Corporal Maurits, 3th Airborne Dragoons
Against prior instructions, we delivered the 7th Chairman of the Association of Ishtar to the Babylon Launch Platform. We encountered no resistance. The only people present on the platform were renowned scientist Ghulam Ali and his granddaughter Sara Congrave. Miss Congrave offered minor resistance. When the Chairman was refused entry into the habitation complex of the island, we forced her out of the way and made her sit in a chair for the duration of the Chairman’s and Mr. Ali’s conversation.
We were unaware of their identities at this time and only realized Mr. Ali was present when the Chairman and he, inside of a wheelchair, came down in the elevator. When Private Walton recognized him, he called the old man out, telling him he was a murderer, referring to the Rocket attacks on England.
Order was quickly restored. I gave Walton a stern talking to.
After the incident, I ordered the platoon to embark with Ali. I addressed the Chairman personally, out of earshot of the men. I asked the Chairman why she hadn’t taken her own agents on this mission. She replied the Chair wasn’t aware of her presence on the Babylon Platform. I asked her if she understood I would have to report these events to Bellerathon headquarters.

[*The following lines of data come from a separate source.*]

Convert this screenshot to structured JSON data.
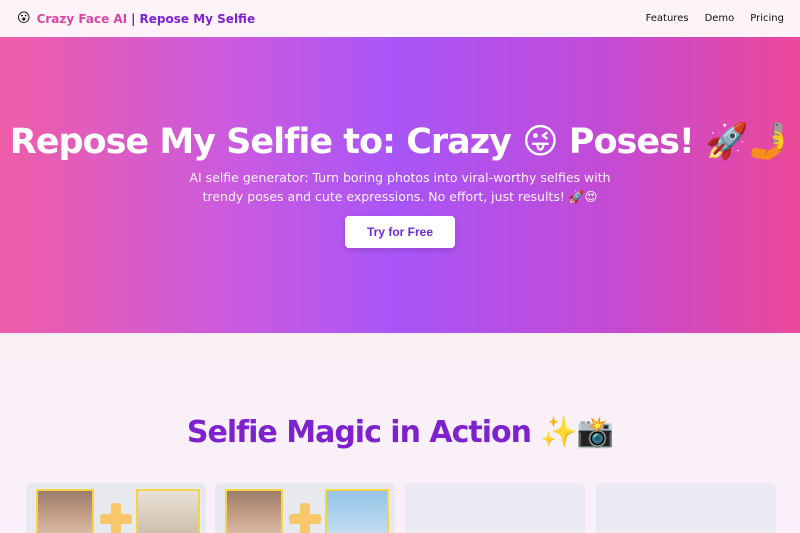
{
  "nav": {
    "emoji": "😮",
    "brand_primary": "Crazy Face AI",
    "brand_separator": "|",
    "brand_secondary": "Repose My Selfie",
    "links": [
      "Features",
      "Demo",
      "Pricing"
    ]
  },
  "hero": {
    "title": "Repose My Selfie to: Crazy 😜 Poses! 🚀🤳",
    "subtitle": "AI selfie generator: Turn boring photos into viral-worthy selfies with trendy poses and cute expressions. No effort, just results! 🚀😍",
    "cta": "Try for Free"
  },
  "demo_section": {
    "title": "Selfie Magic in Action ✨📸"
  },
  "colors": {
    "brand_pink": "#d946a8",
    "brand_purple": "#7e22ce",
    "hero_gradient_start": "#ef5da8",
    "hero_gradient_mid": "#a855f7",
    "hero_gradient_end": "#ec4899"
  }
}
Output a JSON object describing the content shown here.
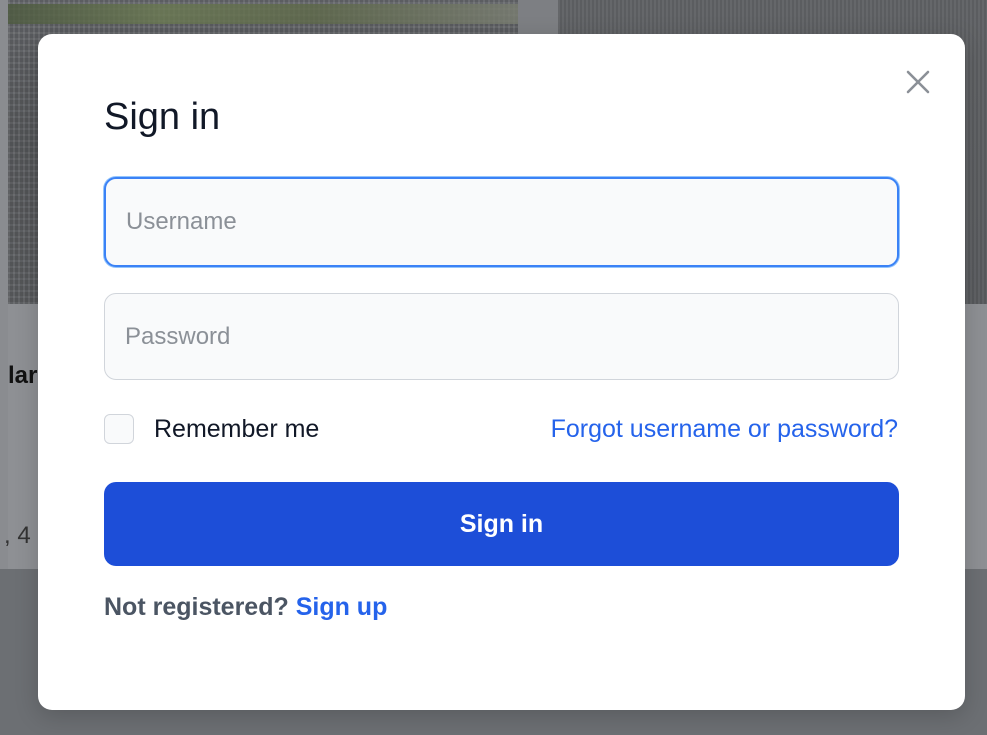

She said she didn’t mind.
Afterward, we boarded the Nimrod and delivered the Chairman and Ali at the Pendelton Manor.
Note: We tried the new disembarking procedure when leaving the Nimrod on the Babylon Platform. No comments.